Arlene Biala is a Pinay poet and performance artist born in San Francisco, CA and raised in the South Bay. She has been participating in poetry performances and workshops in the Bay Area for over 30 years and was Poet Laureate of Santa Clara County for 2016 and 2017. Her poetry has been described as "grounded in ritual object and ritual practice, mantras that resonate within the body, and plant the body firmly in the world."
She is the author of bone, her first chapbook of poetry published in 1993; continental drift, published by West End Press in 1999; her beckoning hands, published by Word Poetry in July, 2014 and winner of the 2015 American Book Award; and one inch punch, published by Word Poetry in October, 2018. She received her MFA in Poetics & Writing from New College of CA, and was the recipient of an artist residency at Montalvo. Performances and workshops include National Portrait Gallery in Washington D.C. with U.S. Poet Laureate Juan Felipe Herrera and Diana Garcia for "Poets Unite!" an evening of readings and conversation honoring United Farm Workers co-founder Dolores Huerta, with poetry based on the "One Life: Dolores Huerta" exhibit; University of Texas at El Paso; Writers’ Week at UC Riverside; Kuwentuhan - A poetry project led by Barbara Jane Reyes in collaboration with The Poetry Center at SFSU; SFJAZZ Center; San Francisco Asian American Jazz Festival; Yerba Buena Center for the Arts; Manilatown Center at the I-Hotel; La Pena Cultural Center; APAture at Intersection for the Arts; Santa Clara University; San Jose Poetry Festival; and SOMArts Center in San Francisco.
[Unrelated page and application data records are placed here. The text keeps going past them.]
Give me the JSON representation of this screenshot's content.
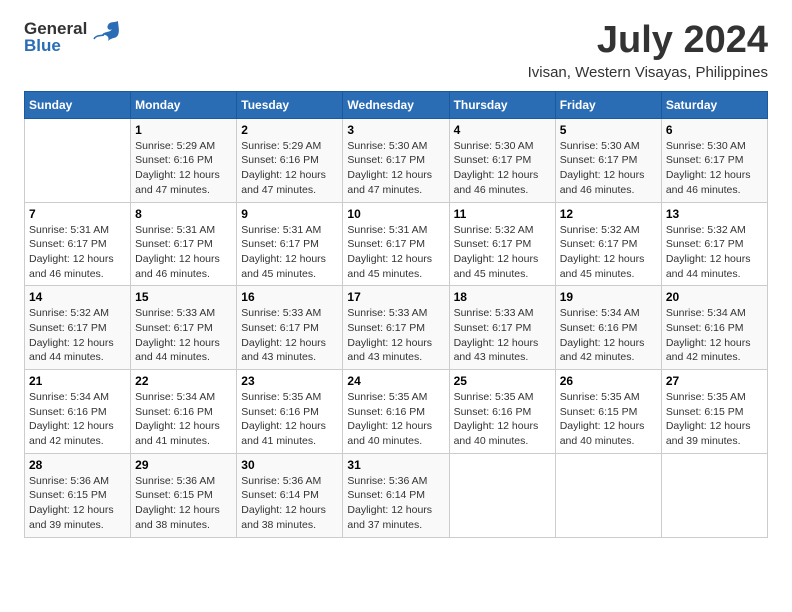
{
  "header": {
    "logo_general": "General",
    "logo_blue": "Blue",
    "title": "July 2024",
    "subtitle": "Ivisan, Western Visayas, Philippines"
  },
  "calendar": {
    "days_of_week": [
      "Sunday",
      "Monday",
      "Tuesday",
      "Wednesday",
      "Thursday",
      "Friday",
      "Saturday"
    ],
    "weeks": [
      [
        {
          "number": "",
          "info": ""
        },
        {
          "number": "1",
          "info": "Sunrise: 5:29 AM\nSunset: 6:16 PM\nDaylight: 12 hours\nand 47 minutes."
        },
        {
          "number": "2",
          "info": "Sunrise: 5:29 AM\nSunset: 6:16 PM\nDaylight: 12 hours\nand 47 minutes."
        },
        {
          "number": "3",
          "info": "Sunrise: 5:30 AM\nSunset: 6:17 PM\nDaylight: 12 hours\nand 47 minutes."
        },
        {
          "number": "4",
          "info": "Sunrise: 5:30 AM\nSunset: 6:17 PM\nDaylight: 12 hours\nand 46 minutes."
        },
        {
          "number": "5",
          "info": "Sunrise: 5:30 AM\nSunset: 6:17 PM\nDaylight: 12 hours\nand 46 minutes."
        },
        {
          "number": "6",
          "info": "Sunrise: 5:30 AM\nSunset: 6:17 PM\nDaylight: 12 hours\nand 46 minutes."
        }
      ],
      [
        {
          "number": "7",
          "info": "Sunrise: 5:31 AM\nSunset: 6:17 PM\nDaylight: 12 hours\nand 46 minutes."
        },
        {
          "number": "8",
          "info": "Sunrise: 5:31 AM\nSunset: 6:17 PM\nDaylight: 12 hours\nand 46 minutes."
        },
        {
          "number": "9",
          "info": "Sunrise: 5:31 AM\nSunset: 6:17 PM\nDaylight: 12 hours\nand 45 minutes."
        },
        {
          "number": "10",
          "info": "Sunrise: 5:31 AM\nSunset: 6:17 PM\nDaylight: 12 hours\nand 45 minutes."
        },
        {
          "number": "11",
          "info": "Sunrise: 5:32 AM\nSunset: 6:17 PM\nDaylight: 12 hours\nand 45 minutes."
        },
        {
          "number": "12",
          "info": "Sunrise: 5:32 AM\nSunset: 6:17 PM\nDaylight: 12 hours\nand 45 minutes."
        },
        {
          "number": "13",
          "info": "Sunrise: 5:32 AM\nSunset: 6:17 PM\nDaylight: 12 hours\nand 44 minutes."
        }
      ],
      [
        {
          "number": "14",
          "info": "Sunrise: 5:32 AM\nSunset: 6:17 PM\nDaylight: 12 hours\nand 44 minutes."
        },
        {
          "number": "15",
          "info": "Sunrise: 5:33 AM\nSunset: 6:17 PM\nDaylight: 12 hours\nand 44 minutes."
        },
        {
          "number": "16",
          "info": "Sunrise: 5:33 AM\nSunset: 6:17 PM\nDaylight: 12 hours\nand 43 minutes."
        },
        {
          "number": "17",
          "info": "Sunrise: 5:33 AM\nSunset: 6:17 PM\nDaylight: 12 hours\nand 43 minutes."
        },
        {
          "number": "18",
          "info": "Sunrise: 5:33 AM\nSunset: 6:17 PM\nDaylight: 12 hours\nand 43 minutes."
        },
        {
          "number": "19",
          "info": "Sunrise: 5:34 AM\nSunset: 6:16 PM\nDaylight: 12 hours\nand 42 minutes."
        },
        {
          "number": "20",
          "info": "Sunrise: 5:34 AM\nSunset: 6:16 PM\nDaylight: 12 hours\nand 42 minutes."
        }
      ],
      [
        {
          "number": "21",
          "info": "Sunrise: 5:34 AM\nSunset: 6:16 PM\nDaylight: 12 hours\nand 42 minutes."
        },
        {
          "number": "22",
          "info": "Sunrise: 5:34 AM\nSunset: 6:16 PM\nDaylight: 12 hours\nand 41 minutes."
        },
        {
          "number": "23",
          "info": "Sunrise: 5:35 AM\nSunset: 6:16 PM\nDaylight: 12 hours\nand 41 minutes."
        },
        {
          "number": "24",
          "info": "Sunrise: 5:35 AM\nSunset: 6:16 PM\nDaylight: 12 hours\nand 40 minutes."
        },
        {
          "number": "25",
          "info": "Sunrise: 5:35 AM\nSunset: 6:16 PM\nDaylight: 12 hours\nand 40 minutes."
        },
        {
          "number": "26",
          "info": "Sunrise: 5:35 AM\nSunset: 6:15 PM\nDaylight: 12 hours\nand 40 minutes."
        },
        {
          "number": "27",
          "info": "Sunrise: 5:35 AM\nSunset: 6:15 PM\nDaylight: 12 hours\nand 39 minutes."
        }
      ],
      [
        {
          "number": "28",
          "info": "Sunrise: 5:36 AM\nSunset: 6:15 PM\nDaylight: 12 hours\nand 39 minutes."
        },
        {
          "number": "29",
          "info": "Sunrise: 5:36 AM\nSunset: 6:15 PM\nDaylight: 12 hours\nand 38 minutes."
        },
        {
          "number": "30",
          "info": "Sunrise: 5:36 AM\nSunset: 6:14 PM\nDaylight: 12 hours\nand 38 minutes."
        },
        {
          "number": "31",
          "info": "Sunrise: 5:36 AM\nSunset: 6:14 PM\nDaylight: 12 hours\nand 37 minutes."
        },
        {
          "number": "",
          "info": ""
        },
        {
          "number": "",
          "info": ""
        },
        {
          "number": "",
          "info": ""
        }
      ]
    ]
  }
}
She has also performed for and taught creative writing workshops with elementary and high school youth.
In addition to being a mother of three, Arlene has been working full-time since 1996 as an arts education and grants program manager for the City of San Jose Office of Cultural Affairs.
Arlene Biala chants and dances at the center of inner-outer sacred lakes; her texts move at the incredible heights of Pele, the ancient Goddess.
Juan Felipe Herrera
her beckoning hands is at once lullaby and ethnography, Hip Hop and meditation, usurping formal poetics and instead choosing to dance into the fluidity that is the potential of poetry in our daily exchanges.
Tim Z. Hernandez